The word "limit" may appear in lines of the data; say how many such lines there are, with nothing beyond the number.

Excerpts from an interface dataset
◆ ◆ ◆ ◆ ◆ ◆ ◆

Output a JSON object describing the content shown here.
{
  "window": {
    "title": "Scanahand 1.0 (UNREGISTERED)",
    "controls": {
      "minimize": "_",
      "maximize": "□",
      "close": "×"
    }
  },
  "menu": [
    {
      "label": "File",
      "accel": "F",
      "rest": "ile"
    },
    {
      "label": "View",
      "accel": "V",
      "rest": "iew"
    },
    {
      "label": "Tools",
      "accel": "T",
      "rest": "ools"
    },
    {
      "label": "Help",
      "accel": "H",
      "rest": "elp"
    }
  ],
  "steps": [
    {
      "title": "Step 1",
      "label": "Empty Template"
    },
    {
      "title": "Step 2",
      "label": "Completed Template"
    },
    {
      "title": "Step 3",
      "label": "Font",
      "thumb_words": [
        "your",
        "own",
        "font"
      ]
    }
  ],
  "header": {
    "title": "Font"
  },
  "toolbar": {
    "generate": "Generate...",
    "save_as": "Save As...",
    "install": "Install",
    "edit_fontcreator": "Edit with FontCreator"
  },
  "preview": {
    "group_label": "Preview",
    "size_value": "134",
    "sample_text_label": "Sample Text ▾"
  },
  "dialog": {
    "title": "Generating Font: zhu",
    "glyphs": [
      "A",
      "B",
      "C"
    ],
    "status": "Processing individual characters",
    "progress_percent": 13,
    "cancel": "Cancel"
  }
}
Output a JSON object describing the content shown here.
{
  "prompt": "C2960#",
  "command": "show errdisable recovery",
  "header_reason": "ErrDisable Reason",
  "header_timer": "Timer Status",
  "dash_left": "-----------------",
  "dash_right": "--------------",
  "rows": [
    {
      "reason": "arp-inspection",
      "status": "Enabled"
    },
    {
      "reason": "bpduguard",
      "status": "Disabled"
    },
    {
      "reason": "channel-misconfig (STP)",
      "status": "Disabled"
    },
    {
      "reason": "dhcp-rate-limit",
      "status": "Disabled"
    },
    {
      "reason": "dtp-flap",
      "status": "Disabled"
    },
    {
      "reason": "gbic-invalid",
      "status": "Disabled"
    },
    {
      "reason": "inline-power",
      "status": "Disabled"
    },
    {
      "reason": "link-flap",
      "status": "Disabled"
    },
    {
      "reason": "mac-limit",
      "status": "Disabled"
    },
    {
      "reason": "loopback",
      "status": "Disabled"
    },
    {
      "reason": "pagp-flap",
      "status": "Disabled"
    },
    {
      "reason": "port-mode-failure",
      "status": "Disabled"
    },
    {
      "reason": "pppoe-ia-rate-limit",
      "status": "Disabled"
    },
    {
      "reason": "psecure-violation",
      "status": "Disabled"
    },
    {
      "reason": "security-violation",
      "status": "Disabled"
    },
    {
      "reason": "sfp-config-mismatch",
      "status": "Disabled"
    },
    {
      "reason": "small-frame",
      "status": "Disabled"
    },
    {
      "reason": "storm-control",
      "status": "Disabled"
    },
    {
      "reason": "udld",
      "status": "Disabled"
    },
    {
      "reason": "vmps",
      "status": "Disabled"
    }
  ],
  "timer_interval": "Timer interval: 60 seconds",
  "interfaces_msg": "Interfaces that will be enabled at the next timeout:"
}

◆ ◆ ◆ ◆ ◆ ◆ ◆

▸ **Exercise response**:
3